#### Task to carry out
Where a line of the entries holds the string "JSON", copy that line.

Material provided below:

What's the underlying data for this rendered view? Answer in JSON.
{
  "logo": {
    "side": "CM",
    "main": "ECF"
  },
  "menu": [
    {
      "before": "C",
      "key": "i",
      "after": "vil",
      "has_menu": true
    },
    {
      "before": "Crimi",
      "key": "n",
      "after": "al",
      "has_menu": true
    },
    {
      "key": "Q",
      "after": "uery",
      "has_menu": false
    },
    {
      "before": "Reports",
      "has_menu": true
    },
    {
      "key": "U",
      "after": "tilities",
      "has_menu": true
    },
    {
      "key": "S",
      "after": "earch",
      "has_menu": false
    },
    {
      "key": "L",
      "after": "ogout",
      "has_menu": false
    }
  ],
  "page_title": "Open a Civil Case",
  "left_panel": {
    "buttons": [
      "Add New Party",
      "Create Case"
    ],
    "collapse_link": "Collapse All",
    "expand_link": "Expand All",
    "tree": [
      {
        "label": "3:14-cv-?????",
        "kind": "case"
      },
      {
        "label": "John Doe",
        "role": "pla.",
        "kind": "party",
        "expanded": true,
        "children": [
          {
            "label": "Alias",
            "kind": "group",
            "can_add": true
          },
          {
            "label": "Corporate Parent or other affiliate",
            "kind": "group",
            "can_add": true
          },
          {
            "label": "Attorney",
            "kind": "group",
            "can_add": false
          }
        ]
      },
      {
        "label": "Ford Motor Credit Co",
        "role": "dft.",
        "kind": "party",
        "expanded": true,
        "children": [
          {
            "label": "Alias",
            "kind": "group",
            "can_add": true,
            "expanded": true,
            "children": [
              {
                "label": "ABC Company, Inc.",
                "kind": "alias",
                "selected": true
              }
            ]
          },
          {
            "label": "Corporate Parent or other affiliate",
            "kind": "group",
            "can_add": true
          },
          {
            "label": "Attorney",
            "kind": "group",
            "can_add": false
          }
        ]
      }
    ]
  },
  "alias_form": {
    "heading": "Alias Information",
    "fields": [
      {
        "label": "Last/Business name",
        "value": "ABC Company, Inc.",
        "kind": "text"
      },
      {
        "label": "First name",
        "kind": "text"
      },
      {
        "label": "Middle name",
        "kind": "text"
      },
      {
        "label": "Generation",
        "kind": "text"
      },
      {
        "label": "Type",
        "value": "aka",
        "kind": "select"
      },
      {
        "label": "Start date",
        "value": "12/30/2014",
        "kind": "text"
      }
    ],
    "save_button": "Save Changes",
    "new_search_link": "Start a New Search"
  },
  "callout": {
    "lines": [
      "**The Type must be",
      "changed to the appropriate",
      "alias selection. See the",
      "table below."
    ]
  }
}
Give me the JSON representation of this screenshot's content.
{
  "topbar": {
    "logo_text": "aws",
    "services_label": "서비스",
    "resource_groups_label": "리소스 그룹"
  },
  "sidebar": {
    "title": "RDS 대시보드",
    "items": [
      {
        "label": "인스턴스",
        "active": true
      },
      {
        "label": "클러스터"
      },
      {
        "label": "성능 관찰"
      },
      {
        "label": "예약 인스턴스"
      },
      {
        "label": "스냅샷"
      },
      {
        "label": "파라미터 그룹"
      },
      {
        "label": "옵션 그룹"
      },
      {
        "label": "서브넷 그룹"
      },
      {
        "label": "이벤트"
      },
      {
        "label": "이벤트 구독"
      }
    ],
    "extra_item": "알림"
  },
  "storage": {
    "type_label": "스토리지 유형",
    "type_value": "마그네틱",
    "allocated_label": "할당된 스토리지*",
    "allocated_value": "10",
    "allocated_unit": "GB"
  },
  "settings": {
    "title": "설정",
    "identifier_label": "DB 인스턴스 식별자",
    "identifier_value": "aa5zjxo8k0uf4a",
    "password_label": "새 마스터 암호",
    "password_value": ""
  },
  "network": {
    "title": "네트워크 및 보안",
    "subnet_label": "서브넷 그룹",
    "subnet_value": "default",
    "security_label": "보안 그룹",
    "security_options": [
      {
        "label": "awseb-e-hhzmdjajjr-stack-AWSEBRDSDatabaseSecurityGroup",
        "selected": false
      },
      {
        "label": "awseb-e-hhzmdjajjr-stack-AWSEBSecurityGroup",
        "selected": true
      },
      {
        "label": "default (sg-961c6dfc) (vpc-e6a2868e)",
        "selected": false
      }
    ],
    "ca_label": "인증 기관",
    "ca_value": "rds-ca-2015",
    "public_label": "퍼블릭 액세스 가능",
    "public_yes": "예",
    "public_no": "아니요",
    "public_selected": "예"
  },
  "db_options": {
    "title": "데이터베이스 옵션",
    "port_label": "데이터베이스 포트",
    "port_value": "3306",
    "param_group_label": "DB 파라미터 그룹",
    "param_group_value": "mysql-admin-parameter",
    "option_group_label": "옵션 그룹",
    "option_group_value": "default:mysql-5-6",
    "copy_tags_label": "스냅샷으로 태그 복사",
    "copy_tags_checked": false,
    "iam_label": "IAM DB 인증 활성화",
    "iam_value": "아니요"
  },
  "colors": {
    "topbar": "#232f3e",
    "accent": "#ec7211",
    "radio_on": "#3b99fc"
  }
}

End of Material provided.

#### Answer section
What's the underlying data for this rendered view? Answer in JSON.
Give me the JSON representation of this screenshot's content.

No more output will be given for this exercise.